You can use interval notation to express where a set of solutions begins and where it ends. *Interval notation* is a common way to express the solution set to an inequality, and it’s important because it’s how you express solution sets in calculus. Most pre-calculus books and some pre-calculus teachers now require all sets to be written in interval notation.

The easiest way to find interval notation is to first draw a graph on a number line as a visual representation of what’s going on in the interval.

If the endpoint of the interval isn’t included in the solution (for < or >), the interval is called an *open interval. *You show it on the graph with an open circle at the point and by using parentheses in notation. If the endpoint is included in the solution

the interval is called a *closed interval,* which you show on the graph with a filled-in circle at the point and by using square brackets in notation.

For example, the solution set

is shown here.

** Note:** You can rewrite this solution set as an

*and*statement:

In interval notation, you write this solution as (–2, 3].

The bottom line: Both of these inequalities *have* to be true at the same time.

You can also graph *or *statements (also known as *disjoint sets *because the solutions don’t overlap). *Or* statements are two different inequalities where one or the other is true. For example, the next figure shows the graph of *x* < –4 OR *x* > –2.
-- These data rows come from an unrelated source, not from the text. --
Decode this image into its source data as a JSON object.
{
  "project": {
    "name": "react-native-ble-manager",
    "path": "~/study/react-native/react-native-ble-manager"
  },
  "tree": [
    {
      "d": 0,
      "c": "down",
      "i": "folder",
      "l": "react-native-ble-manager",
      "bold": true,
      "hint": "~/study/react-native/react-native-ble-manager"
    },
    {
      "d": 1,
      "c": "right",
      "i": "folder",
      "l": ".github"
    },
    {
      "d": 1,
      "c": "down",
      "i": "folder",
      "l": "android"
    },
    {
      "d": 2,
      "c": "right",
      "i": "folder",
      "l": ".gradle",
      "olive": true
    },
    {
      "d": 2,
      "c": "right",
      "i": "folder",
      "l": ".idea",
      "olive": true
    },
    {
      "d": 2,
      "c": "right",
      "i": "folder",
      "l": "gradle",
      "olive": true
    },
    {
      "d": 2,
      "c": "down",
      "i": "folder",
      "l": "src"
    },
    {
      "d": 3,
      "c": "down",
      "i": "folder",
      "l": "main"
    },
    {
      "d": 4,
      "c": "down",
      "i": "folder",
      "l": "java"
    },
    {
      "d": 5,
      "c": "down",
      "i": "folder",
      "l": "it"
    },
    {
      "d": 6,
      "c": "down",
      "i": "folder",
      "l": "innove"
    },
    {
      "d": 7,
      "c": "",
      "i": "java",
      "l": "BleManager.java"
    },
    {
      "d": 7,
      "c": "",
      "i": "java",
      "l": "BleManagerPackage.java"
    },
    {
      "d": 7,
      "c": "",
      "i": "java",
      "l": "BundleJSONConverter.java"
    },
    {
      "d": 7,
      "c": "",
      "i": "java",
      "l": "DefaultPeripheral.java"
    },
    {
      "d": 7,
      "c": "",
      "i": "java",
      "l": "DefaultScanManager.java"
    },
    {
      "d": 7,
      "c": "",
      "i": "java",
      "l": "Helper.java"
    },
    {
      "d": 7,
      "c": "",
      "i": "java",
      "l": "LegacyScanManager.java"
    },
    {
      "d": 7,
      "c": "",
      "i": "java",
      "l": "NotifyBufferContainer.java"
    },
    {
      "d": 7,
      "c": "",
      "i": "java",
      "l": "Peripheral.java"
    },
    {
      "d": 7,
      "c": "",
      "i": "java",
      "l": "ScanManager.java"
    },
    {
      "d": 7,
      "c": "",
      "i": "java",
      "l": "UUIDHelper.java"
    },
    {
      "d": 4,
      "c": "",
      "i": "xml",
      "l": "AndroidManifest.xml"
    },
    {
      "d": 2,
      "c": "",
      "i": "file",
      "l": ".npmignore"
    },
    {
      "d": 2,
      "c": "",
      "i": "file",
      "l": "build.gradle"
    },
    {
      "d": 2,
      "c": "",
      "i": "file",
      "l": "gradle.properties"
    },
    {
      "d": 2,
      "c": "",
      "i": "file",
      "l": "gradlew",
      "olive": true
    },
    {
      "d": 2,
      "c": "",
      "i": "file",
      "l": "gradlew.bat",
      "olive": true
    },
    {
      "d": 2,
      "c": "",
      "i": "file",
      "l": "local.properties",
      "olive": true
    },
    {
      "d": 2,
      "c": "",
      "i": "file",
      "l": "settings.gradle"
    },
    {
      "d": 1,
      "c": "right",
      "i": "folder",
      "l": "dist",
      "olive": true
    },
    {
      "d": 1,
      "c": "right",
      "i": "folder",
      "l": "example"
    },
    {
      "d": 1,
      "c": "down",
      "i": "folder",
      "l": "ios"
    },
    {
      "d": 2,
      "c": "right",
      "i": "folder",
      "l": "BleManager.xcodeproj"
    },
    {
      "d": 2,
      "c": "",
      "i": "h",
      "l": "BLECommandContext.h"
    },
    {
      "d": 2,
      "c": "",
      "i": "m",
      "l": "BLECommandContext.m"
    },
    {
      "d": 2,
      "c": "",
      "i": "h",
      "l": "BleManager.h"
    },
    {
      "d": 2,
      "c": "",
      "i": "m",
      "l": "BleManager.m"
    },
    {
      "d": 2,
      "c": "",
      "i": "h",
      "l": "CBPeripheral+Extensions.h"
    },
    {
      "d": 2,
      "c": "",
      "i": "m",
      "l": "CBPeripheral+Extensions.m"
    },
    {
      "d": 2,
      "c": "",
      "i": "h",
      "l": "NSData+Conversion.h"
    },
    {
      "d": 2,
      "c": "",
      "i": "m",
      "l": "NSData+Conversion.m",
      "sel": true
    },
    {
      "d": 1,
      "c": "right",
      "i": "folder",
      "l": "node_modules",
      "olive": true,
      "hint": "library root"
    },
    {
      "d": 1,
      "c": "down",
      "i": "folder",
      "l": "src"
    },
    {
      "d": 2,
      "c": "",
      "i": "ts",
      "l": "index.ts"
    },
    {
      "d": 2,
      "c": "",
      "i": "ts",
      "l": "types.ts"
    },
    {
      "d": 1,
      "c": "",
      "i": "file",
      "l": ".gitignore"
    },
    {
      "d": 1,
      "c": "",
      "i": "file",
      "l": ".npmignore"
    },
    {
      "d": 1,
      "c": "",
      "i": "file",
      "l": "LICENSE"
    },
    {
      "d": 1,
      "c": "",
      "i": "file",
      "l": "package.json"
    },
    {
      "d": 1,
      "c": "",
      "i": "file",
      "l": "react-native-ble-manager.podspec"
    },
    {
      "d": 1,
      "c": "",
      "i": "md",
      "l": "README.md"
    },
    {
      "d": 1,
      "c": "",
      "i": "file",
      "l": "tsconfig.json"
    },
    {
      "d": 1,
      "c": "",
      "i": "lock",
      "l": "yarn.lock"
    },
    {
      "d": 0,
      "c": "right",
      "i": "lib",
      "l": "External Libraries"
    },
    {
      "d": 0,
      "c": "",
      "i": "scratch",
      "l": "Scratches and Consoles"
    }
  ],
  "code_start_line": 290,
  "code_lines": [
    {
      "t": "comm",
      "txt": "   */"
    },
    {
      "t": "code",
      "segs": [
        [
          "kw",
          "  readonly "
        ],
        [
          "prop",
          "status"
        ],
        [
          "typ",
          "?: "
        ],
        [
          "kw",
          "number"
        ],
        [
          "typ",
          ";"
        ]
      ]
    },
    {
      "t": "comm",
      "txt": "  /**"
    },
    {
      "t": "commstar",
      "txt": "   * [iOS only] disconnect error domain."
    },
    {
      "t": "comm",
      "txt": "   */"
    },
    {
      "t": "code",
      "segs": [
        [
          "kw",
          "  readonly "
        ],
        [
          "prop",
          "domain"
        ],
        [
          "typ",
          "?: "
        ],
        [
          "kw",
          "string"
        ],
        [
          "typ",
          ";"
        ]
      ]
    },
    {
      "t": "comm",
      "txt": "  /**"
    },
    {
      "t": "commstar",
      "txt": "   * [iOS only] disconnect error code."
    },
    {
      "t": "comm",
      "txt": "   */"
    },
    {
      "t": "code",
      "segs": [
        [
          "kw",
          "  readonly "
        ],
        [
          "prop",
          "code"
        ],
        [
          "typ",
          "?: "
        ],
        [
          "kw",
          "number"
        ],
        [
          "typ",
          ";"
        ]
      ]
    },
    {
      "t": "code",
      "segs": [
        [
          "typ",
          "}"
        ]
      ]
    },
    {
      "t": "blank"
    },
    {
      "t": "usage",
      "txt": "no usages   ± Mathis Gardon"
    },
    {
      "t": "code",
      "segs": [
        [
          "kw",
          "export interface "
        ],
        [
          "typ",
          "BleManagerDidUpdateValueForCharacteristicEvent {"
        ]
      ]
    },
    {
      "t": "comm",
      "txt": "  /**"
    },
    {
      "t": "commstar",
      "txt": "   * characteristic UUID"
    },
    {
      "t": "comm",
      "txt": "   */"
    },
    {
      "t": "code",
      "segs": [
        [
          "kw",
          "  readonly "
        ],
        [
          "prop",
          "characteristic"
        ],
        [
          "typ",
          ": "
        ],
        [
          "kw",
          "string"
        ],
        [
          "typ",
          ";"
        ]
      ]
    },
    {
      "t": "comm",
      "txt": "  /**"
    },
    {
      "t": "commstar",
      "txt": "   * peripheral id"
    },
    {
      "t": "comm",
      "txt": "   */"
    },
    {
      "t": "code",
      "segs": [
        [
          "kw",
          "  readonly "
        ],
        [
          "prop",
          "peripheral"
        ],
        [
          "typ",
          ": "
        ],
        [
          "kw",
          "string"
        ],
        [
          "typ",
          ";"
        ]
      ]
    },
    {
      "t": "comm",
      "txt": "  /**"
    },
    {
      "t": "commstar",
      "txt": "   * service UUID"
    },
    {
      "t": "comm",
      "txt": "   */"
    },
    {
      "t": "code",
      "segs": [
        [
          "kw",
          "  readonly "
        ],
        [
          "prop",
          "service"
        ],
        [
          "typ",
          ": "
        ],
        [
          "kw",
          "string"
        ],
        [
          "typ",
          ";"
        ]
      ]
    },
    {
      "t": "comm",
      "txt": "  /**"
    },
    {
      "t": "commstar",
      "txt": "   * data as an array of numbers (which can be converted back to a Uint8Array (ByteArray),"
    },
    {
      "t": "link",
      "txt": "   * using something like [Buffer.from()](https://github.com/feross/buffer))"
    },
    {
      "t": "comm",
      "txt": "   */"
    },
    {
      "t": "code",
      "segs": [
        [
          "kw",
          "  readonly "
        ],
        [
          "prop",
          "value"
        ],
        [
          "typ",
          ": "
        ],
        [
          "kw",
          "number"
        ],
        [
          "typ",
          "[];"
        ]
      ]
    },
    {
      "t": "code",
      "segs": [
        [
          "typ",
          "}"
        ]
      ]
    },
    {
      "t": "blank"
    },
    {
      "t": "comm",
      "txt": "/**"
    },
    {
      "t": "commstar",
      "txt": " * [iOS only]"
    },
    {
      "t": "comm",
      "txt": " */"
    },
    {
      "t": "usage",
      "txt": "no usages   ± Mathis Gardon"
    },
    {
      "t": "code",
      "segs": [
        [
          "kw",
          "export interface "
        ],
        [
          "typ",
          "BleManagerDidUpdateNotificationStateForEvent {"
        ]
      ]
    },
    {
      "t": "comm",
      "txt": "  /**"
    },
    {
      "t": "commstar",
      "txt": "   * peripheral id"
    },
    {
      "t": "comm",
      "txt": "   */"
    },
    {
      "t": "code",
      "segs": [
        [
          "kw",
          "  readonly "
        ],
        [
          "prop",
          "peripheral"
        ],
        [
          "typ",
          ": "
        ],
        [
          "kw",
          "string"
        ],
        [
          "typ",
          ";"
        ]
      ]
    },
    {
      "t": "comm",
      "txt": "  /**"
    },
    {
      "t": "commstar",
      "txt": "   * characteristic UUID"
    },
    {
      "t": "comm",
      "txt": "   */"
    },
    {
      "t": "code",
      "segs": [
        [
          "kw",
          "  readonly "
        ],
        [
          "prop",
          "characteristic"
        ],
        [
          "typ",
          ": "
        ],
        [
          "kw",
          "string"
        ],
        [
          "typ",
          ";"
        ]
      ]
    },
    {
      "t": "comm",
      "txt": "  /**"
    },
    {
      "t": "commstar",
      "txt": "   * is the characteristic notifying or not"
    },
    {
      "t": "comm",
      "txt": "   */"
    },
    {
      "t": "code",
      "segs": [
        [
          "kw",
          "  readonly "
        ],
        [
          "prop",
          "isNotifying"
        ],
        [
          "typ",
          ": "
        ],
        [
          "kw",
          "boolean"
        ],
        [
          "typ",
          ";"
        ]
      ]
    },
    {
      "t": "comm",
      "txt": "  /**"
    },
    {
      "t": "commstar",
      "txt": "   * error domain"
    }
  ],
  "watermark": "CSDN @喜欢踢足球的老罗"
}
Writing the set for this figure in interval notation can be confusing. *x* can belong to two different intervals, but because the intervals don’t overlap, you have to write them separately:

The first interval is

*x*< –4. This interval includes all numbers between negative infinity and –4. Because negative infinity isn’t a real number, you use an open interval to represent it. So in interval notation, you write this part of the set asThe second interval is

*x*> –2. This set is all numbers between –2 and positive infinity, so you write it asYou describe the whole set as

The symbol in between the two sets is the

*union symbol*and means that the solution can belong to either interval.

When you’re solving an absolute-value inequality that’s greater than a number, you write your solutions as *or* statements. Take a look at the following example: |3*x* – 2| > 7. You can rewrite this inequality as 3*x* – 2 > 7 OR 3*x *– 2 < –7. You have two solutions: *x* > 3 or *x* < –5/3.

In interval notation, this solution is